Insects are a critical part of an ecosystem. We need beneficial insects in our landscapes as much as in our wild areas. Balance between the insects that are doing good and those that are doing bad can generally be accomplished by simply planting some native plants. But it also takes tolerance of a bit of damage. Insects have to eat, too. Once the balance takes place, there will be a lot less damage.

Related resources: Wildlife Management | Create good habitat

Related articles: Tolerant Mindset

Alternatives to Pesticides

Alternatives to Pesticides pdf — NBB program.

Provides the basics for home gardening without pesticides.

Attract Beneficial Insects

Attract Beneficial Insects pdf — WSU Extension.

How to get them to stay in your garden, and why you should want them to stay.

Attract Beneficial Insects: Plant List

Attract Beneficial Insects: Plant List — Goodnight Design.

Plant list and additional resources links.

Attract Reptiles & Amphibians to Your Yard

Attract Reptiles & Amphibians to Your Yard pdf — Oregon State University Extension.

They consume lots of insects.

Bats

Bats — They are not insects, but they do eat insects. See Bats in Wildlife Management.

Bugs & Pests: The Good, The Bad & The Ugly

Bugs & Pests: The Good, The Bad & The Ugly pdf — Clark County, WA.

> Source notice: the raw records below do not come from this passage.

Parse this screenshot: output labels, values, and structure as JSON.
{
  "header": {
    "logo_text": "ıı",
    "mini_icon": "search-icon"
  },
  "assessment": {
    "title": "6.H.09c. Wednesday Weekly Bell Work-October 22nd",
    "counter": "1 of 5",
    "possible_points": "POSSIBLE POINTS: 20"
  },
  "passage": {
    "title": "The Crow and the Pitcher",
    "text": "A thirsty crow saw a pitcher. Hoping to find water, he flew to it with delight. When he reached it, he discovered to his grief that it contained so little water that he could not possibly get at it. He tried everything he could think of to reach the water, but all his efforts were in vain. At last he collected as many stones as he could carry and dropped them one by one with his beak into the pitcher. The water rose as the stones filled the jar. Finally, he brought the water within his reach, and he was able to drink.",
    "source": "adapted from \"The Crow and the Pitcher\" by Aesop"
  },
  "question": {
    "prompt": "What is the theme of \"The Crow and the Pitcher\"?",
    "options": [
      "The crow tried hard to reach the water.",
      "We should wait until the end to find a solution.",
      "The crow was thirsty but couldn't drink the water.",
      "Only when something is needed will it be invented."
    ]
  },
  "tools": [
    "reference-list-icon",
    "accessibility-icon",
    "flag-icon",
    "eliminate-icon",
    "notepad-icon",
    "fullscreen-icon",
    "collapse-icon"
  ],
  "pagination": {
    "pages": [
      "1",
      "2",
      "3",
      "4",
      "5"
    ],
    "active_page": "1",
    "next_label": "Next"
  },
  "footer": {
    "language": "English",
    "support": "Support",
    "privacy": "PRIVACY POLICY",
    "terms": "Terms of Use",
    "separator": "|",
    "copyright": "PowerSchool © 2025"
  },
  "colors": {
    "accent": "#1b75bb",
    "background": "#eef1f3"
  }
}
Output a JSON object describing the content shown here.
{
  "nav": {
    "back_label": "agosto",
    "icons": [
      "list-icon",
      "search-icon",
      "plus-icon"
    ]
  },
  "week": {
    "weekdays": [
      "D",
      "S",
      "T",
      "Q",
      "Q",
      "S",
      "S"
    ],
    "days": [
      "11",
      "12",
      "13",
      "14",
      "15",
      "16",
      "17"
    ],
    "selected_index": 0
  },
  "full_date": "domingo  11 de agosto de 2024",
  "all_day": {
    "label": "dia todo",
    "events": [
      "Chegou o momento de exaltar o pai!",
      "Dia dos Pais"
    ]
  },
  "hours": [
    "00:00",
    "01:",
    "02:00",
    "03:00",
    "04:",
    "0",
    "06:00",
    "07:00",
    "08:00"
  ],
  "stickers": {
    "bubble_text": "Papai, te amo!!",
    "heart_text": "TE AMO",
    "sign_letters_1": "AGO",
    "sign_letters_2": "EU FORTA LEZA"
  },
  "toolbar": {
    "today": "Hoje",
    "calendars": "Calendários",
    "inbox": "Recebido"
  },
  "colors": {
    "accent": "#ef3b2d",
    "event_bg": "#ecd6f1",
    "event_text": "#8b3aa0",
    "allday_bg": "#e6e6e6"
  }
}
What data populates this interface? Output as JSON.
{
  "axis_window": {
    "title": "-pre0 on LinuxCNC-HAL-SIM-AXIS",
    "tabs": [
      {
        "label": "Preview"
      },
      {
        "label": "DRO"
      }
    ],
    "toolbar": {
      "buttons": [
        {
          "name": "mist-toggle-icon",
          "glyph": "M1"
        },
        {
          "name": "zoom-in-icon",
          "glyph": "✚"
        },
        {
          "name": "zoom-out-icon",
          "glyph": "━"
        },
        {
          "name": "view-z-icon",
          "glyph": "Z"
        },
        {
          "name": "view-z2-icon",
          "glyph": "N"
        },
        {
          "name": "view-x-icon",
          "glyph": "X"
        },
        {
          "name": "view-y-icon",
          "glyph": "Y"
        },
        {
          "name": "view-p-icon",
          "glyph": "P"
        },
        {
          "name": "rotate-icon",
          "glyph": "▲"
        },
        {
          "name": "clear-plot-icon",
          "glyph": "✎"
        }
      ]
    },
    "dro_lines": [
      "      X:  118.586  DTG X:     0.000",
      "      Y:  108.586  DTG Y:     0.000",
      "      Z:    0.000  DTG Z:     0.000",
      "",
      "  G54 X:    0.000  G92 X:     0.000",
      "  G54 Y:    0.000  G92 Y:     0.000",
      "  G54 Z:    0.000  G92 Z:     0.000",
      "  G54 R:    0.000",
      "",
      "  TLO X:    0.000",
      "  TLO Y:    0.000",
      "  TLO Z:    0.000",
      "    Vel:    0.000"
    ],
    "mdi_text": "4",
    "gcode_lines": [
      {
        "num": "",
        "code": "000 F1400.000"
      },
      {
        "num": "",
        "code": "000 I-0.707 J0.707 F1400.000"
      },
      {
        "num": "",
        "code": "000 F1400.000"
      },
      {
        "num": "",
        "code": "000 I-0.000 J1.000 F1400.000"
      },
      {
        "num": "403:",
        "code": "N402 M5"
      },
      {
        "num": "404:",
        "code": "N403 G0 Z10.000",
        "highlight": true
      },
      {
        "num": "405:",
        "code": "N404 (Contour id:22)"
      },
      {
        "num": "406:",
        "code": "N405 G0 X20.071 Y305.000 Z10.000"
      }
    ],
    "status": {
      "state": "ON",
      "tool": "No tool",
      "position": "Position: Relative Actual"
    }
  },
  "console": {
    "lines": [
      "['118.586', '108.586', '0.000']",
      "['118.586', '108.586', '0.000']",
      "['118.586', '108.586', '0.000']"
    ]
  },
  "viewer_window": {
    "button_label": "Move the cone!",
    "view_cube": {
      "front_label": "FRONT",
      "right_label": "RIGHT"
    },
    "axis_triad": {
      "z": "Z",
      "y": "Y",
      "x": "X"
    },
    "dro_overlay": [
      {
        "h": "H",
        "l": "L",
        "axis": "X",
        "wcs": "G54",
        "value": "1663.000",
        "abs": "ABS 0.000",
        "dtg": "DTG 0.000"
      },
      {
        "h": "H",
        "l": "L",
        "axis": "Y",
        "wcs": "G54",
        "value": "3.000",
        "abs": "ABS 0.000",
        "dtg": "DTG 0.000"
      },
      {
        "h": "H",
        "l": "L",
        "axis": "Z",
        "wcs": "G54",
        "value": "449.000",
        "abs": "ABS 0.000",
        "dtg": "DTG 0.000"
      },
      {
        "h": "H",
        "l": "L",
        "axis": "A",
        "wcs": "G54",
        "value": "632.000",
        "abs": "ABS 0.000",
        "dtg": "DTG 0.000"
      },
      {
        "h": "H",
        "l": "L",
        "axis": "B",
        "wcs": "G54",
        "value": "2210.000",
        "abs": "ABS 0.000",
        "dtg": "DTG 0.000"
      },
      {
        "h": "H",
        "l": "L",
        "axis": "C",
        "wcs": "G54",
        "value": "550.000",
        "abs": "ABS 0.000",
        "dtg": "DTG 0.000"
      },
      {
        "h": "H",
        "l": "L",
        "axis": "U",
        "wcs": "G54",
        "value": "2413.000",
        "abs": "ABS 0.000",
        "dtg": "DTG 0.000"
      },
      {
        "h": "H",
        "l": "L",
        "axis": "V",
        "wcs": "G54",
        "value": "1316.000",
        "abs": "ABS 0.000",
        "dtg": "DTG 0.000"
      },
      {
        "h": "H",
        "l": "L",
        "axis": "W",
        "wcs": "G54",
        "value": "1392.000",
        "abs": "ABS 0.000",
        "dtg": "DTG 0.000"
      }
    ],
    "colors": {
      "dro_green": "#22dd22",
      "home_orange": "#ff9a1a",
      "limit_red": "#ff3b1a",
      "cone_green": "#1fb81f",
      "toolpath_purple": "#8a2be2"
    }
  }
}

Identifies common insects you may fine in your garden and helpful hints for encouraging good bugs and discouraging the bad ones without the use of harmful chemicals.

Pollinators

Butterflies and how to attract them — Washington Department of Fish & Wildlife


Butterfly Larvae Plants — Savvy Gardening.

This article explains why we need plants for the young, as well as the beautiful adult, butterflies and moths.


Butterfly Larva Host Plants — PNW pdf TheButterflySite.com.

This list is edited from a larger list to include only butterflies of the Pacific Northwest.


Pollination & Protecting Bees & Other Pollinators pdf — WSU Extension.


Xerxes Society

Everything you need to know about pollinators and other invertebrates.